Problem details — Filter the entries down to the lines holding "JSON", then copy those lines.

[Input data — start]

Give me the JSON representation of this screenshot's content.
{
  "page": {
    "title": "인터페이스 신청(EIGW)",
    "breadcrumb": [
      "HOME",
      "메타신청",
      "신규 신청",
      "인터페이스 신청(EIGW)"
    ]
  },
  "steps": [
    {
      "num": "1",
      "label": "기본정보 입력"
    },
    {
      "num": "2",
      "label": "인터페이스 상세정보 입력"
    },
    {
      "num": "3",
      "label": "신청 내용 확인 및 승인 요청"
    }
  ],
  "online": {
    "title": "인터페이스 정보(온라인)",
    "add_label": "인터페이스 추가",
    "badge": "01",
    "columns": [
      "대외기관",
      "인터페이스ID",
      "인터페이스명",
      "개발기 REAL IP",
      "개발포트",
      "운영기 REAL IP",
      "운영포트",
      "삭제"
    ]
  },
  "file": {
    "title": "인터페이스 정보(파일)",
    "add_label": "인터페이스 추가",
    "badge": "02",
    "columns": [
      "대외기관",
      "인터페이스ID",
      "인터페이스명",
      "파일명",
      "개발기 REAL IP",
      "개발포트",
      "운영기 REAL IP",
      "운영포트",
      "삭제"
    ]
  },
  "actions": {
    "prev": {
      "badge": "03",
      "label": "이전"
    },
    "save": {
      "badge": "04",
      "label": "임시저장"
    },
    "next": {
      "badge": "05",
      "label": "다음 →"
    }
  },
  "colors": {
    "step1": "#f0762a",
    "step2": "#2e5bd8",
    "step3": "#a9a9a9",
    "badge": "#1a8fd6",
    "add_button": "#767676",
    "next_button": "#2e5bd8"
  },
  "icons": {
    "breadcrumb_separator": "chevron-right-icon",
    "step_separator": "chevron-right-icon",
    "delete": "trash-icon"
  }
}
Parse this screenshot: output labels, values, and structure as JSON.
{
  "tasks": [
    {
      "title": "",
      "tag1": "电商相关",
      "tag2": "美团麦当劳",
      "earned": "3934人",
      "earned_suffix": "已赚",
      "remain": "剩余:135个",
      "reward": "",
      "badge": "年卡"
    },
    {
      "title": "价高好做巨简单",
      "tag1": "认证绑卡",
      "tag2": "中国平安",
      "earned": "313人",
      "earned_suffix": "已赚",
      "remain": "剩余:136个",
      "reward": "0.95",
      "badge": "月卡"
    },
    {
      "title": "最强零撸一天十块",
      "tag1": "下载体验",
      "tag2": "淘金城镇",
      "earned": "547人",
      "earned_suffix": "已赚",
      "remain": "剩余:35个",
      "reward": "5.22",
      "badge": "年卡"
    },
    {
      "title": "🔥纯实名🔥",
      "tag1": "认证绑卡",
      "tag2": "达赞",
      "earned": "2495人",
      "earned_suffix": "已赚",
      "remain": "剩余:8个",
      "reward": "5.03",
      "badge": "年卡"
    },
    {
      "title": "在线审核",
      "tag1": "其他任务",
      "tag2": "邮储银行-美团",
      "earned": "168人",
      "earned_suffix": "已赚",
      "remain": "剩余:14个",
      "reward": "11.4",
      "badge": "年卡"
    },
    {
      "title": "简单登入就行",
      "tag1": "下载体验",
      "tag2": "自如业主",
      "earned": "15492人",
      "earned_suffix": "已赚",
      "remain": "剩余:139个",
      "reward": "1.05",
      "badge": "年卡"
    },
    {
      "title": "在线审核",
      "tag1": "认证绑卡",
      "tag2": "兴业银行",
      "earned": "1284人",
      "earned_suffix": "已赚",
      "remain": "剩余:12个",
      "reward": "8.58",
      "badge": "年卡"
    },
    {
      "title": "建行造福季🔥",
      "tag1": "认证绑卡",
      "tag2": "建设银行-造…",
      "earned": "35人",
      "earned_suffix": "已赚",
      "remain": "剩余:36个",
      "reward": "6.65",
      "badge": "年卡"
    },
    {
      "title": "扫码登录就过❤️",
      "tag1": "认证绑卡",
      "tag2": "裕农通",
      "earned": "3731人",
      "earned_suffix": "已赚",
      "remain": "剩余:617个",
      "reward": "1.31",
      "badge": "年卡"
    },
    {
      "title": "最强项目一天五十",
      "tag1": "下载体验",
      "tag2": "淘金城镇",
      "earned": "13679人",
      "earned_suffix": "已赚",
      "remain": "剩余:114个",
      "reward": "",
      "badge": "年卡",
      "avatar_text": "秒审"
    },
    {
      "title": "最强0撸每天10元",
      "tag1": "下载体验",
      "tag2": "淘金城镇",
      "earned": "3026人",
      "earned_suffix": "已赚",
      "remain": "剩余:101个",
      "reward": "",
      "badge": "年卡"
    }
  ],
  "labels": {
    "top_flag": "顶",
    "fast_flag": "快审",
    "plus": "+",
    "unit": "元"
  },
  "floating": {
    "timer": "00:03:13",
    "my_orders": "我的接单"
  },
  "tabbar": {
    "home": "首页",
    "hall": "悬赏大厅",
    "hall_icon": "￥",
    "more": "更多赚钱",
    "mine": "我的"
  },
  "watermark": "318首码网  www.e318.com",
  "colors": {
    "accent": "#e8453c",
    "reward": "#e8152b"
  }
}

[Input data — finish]

Result of this task —
Give me the JSON representation of this screenshot's content.
Parse this screenshot: output labels, values, and structure as JSON.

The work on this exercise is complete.